Description of the task: The records below are to be copied exactly, with their pictures left out.

[Collected data]
_ _ _ _ _
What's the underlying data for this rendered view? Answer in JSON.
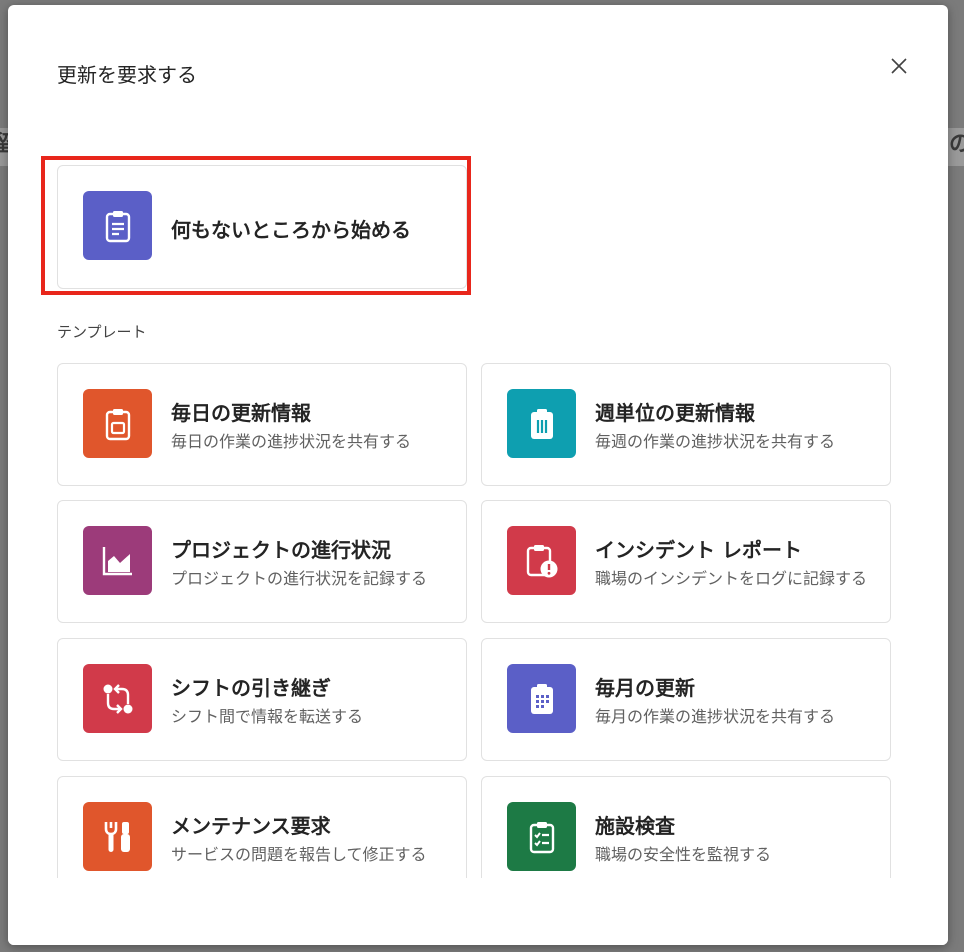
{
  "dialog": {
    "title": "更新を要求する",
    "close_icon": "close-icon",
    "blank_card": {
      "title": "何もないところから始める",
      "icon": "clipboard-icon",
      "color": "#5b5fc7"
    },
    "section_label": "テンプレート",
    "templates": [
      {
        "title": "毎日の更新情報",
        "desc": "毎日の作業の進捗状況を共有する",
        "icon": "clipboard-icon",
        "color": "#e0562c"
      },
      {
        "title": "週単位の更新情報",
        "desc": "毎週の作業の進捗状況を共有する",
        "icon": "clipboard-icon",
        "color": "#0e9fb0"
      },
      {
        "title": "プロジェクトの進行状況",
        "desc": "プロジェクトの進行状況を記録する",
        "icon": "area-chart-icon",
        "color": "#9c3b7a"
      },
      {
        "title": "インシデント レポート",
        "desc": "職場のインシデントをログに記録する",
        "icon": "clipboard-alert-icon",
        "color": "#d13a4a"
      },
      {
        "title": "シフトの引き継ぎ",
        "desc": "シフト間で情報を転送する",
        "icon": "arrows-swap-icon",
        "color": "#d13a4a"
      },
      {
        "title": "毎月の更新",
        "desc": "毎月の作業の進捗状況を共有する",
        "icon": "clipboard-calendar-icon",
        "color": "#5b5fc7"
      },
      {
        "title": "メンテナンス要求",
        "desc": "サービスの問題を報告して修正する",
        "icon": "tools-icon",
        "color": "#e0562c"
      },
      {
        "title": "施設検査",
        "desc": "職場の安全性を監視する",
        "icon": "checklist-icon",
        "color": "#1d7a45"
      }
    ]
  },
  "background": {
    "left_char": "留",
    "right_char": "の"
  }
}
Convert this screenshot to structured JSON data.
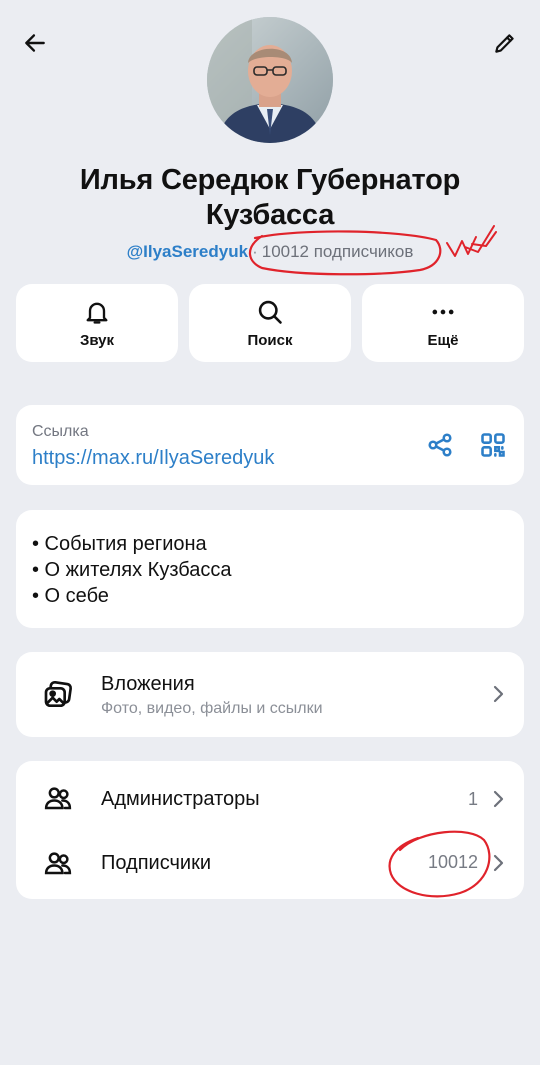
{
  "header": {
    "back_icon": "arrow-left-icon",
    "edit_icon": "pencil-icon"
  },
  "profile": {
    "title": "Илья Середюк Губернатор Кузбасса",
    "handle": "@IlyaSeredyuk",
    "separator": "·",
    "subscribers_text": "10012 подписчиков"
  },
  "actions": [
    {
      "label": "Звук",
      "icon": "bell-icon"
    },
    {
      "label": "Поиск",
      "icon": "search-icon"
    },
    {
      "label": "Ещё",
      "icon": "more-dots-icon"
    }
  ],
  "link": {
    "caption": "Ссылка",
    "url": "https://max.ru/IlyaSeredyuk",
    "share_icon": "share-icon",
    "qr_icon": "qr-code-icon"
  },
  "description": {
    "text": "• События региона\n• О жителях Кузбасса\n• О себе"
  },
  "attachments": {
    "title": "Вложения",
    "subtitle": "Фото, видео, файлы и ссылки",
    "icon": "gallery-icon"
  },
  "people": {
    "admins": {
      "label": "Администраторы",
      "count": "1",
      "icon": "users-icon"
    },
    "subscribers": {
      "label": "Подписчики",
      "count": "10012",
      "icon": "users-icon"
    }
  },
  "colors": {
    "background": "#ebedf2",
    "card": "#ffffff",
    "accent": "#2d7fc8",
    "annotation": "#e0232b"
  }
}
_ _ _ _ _
Solution for this task:
What's the underlying data for this rendered view? Answer in JSON.
{
  "dialog": {
    "title": "更新を要求する",
    "close_icon": "close-icon",
    "blank_card": {
      "title": "何もないところから始める",
      "icon": "clipboard-icon",
      "color": "#5b5fc7"
    },
    "section_label": "テンプレート",
    "templates": [
      {
        "title": "毎日の更新情報",
        "desc": "毎日の作業の進捗状況を共有する",
        "icon": "clipboard-icon",
        "color": "#e0562c"
      },
      {
        "title": "週単位の更新情報",
        "desc": "毎週の作業の進捗状況を共有する",
        "icon": "clipboard-icon",
        "color": "#0e9fb0"
      },
      {
        "title": "プロジェクトの進行状況",
        "desc": "プロジェクトの進行状況を記録する",
        "icon": "area-chart-icon",
        "color": "#9c3b7a"
      },
      {
        "title": "インシデント レポート",
        "desc": "職場のインシデントをログに記録する",
        "icon": "clipboard-alert-icon",
        "color": "#d13a4a"
      },
      {
        "title": "シフトの引き継ぎ",
        "desc": "シフト間で情報を転送する",
        "icon": "arrows-swap-icon",
        "color": "#d13a4a"
      },
      {
        "title": "毎月の更新",
        "desc": "毎月の作業の進捗状況を共有する",
        "icon": "clipboard-calendar-icon",
        "color": "#5b5fc7"
      },
      {
        "title": "メンテナンス要求",
        "desc": "サービスの問題を報告して修正する",
        "icon": "tools-icon",
        "color": "#e0562c"
      },
      {
        "title": "施設検査",
        "desc": "職場の安全性を監視する",
        "icon": "checklist-icon",
        "color": "#1d7a45"
      }
    ]
  },
  "background": {
    "left_char": "留",
    "right_char": "の"
  }
}
Convert this screenshot to structured JSON data.
{
  "header": {
    "back_icon": "arrow-left-icon",
    "edit_icon": "pencil-icon"
  },
  "profile": {
    "title": "Илья Середюк Губернатор Кузбасса",
    "handle": "@IlyaSeredyuk",
    "separator": "·",
    "subscribers_text": "10012 подписчиков"
  },
  "actions": [
    {
      "label": "Звук",
      "icon": "bell-icon"
    },
    {
      "label": "Поиск",
      "icon": "search-icon"
    },
    {
      "label": "Ещё",
      "icon": "more-dots-icon"
    }
  ],
  "link": {
    "caption": "Ссылка",
    "url": "https://max.ru/IlyaSeredyuk",
    "share_icon": "share-icon",
    "qr_icon": "qr-code-icon"
  },
  "description": {
    "text": "• События региона\n• О жителях Кузбасса\n• О себе"
  },
  "attachments": {
    "title": "Вложения",
    "subtitle": "Фото, видео, файлы и ссылки",
    "icon": "gallery-icon"
  },
  "people": {
    "admins": {
      "label": "Администраторы",
      "count": "1",
      "icon": "users-icon"
    },
    "subscribers": {
      "label": "Подписчики",
      "count": "10012",
      "icon": "users-icon"
    }
  },
  "colors": {
    "background": "#ebedf2",
    "card": "#ffffff",
    "accent": "#2d7fc8",
    "annotation": "#e0232b"
  }
}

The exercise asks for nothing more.